WHAT THE TASK ASKS:
For every line in the records below that holds "burst", make a copy.

INFORMATION SUPPLIED:
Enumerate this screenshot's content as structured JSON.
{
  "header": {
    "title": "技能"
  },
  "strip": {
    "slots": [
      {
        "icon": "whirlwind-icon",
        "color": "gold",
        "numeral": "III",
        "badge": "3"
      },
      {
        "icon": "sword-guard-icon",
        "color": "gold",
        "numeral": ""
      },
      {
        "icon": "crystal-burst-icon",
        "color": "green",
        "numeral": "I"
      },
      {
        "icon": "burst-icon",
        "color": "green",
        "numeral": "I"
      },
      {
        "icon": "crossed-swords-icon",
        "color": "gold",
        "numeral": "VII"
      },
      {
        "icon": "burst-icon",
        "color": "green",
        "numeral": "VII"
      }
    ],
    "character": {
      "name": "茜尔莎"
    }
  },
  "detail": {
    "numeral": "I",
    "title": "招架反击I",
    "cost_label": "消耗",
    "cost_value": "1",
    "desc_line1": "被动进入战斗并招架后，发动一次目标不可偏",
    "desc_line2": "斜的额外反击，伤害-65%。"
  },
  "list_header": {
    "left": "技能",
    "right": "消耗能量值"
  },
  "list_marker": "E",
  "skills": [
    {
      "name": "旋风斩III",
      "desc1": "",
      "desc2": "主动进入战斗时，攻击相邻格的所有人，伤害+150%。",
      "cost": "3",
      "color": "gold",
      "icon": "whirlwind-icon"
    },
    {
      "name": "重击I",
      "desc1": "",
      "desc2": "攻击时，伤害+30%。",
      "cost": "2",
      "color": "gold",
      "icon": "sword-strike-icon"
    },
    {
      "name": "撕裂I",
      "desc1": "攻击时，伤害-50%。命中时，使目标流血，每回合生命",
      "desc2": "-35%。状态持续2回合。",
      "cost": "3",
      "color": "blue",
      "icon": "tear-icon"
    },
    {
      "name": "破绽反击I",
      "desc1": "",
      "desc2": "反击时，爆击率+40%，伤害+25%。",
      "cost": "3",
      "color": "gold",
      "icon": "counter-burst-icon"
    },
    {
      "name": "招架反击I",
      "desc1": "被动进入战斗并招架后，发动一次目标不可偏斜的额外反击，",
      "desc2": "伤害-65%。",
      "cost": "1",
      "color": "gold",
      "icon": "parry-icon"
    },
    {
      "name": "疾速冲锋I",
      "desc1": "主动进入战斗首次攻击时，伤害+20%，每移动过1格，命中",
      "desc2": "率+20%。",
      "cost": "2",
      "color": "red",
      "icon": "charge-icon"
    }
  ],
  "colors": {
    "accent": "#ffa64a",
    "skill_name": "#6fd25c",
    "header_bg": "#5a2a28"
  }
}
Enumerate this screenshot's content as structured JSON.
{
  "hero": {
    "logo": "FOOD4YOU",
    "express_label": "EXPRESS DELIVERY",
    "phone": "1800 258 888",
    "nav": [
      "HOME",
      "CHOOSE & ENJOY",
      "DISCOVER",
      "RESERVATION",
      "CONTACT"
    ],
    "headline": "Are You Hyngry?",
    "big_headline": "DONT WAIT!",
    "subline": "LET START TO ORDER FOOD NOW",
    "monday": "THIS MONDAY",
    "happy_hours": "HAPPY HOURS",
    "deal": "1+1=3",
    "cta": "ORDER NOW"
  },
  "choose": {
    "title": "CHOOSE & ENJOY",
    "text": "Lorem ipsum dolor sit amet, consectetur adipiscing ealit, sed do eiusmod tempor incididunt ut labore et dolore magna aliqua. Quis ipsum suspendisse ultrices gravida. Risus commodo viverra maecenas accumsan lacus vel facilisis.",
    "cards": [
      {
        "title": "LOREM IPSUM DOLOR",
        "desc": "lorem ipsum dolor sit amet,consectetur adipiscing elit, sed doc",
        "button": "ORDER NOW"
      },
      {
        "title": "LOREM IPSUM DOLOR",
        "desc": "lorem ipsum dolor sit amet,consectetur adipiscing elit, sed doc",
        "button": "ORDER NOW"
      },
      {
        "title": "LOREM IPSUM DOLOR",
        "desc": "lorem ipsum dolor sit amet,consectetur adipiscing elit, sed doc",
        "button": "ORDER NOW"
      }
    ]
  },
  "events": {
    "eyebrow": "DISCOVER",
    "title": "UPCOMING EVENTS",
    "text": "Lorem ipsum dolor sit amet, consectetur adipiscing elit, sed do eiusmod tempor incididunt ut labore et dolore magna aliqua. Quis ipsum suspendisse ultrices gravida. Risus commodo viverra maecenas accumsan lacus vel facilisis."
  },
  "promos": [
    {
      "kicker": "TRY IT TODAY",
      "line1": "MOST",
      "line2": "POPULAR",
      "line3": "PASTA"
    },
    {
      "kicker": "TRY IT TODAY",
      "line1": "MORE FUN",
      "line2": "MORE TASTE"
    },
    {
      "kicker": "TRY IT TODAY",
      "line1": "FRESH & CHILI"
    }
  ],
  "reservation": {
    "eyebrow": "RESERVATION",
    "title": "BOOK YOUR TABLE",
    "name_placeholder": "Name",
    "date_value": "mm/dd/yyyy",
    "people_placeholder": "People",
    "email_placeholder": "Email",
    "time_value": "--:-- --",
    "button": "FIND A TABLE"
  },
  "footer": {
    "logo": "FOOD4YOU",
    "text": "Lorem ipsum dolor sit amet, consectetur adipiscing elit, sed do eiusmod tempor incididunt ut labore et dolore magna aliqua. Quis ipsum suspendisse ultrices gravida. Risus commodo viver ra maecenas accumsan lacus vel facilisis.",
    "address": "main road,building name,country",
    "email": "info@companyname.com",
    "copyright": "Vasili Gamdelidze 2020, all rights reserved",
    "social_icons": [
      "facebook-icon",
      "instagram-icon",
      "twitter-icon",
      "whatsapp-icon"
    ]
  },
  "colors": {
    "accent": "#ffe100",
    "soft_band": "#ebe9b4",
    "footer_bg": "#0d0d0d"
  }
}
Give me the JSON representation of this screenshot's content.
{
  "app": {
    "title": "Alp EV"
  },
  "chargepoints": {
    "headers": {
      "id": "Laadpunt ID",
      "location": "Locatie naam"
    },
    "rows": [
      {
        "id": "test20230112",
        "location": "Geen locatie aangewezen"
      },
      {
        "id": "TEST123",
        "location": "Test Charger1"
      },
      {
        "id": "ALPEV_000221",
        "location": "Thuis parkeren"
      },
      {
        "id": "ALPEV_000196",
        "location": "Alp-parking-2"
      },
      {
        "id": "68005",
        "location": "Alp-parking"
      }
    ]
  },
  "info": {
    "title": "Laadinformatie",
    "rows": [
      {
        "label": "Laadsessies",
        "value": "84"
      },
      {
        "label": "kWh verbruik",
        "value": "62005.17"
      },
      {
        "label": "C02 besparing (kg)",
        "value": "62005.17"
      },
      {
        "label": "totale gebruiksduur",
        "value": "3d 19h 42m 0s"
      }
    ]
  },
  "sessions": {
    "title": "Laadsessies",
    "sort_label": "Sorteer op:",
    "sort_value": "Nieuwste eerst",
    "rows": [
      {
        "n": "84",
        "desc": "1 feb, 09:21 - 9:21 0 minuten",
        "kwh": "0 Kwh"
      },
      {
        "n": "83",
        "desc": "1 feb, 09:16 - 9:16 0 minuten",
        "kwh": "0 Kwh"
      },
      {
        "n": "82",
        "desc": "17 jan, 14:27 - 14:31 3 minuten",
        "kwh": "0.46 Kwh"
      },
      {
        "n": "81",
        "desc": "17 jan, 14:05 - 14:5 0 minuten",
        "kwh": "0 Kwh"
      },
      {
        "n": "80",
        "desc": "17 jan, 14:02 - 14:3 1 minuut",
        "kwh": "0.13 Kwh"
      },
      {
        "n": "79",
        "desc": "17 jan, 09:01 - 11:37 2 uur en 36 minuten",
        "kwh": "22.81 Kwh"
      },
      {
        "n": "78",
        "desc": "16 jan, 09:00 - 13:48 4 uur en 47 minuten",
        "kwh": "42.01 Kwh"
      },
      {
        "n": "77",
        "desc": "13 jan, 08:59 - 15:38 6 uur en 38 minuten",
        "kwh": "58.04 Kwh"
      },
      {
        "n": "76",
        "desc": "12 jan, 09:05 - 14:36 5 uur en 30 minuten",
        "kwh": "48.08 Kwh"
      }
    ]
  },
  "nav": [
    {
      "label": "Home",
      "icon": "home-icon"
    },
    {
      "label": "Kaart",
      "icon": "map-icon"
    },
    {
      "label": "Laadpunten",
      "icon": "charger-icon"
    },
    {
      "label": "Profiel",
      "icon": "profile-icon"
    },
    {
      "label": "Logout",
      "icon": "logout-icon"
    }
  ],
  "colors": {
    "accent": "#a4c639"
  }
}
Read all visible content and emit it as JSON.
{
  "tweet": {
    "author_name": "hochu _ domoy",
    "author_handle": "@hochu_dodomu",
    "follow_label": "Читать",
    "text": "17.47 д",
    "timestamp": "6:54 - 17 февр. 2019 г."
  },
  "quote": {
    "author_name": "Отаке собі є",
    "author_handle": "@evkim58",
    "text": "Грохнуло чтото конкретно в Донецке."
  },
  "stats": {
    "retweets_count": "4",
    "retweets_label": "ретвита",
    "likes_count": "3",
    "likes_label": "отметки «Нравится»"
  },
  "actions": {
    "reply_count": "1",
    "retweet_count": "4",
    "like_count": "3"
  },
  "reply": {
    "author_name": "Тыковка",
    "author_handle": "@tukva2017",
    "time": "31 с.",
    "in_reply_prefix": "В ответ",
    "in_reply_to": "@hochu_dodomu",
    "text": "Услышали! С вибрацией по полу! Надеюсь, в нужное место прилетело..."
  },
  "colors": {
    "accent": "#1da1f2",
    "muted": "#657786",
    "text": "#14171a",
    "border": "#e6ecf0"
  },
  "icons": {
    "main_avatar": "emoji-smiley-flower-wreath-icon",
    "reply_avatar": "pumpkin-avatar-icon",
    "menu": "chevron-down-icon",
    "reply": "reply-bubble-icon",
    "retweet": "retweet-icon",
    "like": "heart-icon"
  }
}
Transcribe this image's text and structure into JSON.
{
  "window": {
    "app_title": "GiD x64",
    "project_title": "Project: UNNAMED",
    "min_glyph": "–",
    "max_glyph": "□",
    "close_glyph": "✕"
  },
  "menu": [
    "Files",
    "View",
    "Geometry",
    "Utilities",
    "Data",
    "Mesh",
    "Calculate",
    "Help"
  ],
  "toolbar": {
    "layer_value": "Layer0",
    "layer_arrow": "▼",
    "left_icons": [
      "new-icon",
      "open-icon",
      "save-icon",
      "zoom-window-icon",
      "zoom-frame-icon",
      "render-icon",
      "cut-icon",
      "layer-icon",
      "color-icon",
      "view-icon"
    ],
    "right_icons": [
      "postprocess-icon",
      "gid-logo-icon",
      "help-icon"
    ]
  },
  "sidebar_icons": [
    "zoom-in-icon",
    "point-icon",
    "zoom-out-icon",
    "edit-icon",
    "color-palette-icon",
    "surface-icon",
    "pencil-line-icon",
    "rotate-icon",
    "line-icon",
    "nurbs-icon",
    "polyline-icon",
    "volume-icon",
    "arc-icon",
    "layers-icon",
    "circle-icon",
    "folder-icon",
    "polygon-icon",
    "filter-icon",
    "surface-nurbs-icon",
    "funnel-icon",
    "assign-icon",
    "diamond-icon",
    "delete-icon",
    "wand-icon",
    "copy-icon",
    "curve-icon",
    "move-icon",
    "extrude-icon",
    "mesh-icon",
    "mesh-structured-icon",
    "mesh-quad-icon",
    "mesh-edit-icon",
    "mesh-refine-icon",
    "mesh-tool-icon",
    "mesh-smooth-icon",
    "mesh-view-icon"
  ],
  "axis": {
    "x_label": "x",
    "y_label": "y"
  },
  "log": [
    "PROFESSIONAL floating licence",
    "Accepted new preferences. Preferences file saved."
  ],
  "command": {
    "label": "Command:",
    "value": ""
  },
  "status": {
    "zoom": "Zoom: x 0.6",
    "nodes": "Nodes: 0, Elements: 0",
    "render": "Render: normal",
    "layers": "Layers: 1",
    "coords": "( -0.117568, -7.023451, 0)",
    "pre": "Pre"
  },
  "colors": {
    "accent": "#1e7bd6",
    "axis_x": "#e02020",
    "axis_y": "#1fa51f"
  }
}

COMPLETED EXERCISE:
        "icon": "crystal-burst-icon",
        "icon": "burst-icon",
        "icon": "burst-icon",
      "icon": "counter-burst-icon"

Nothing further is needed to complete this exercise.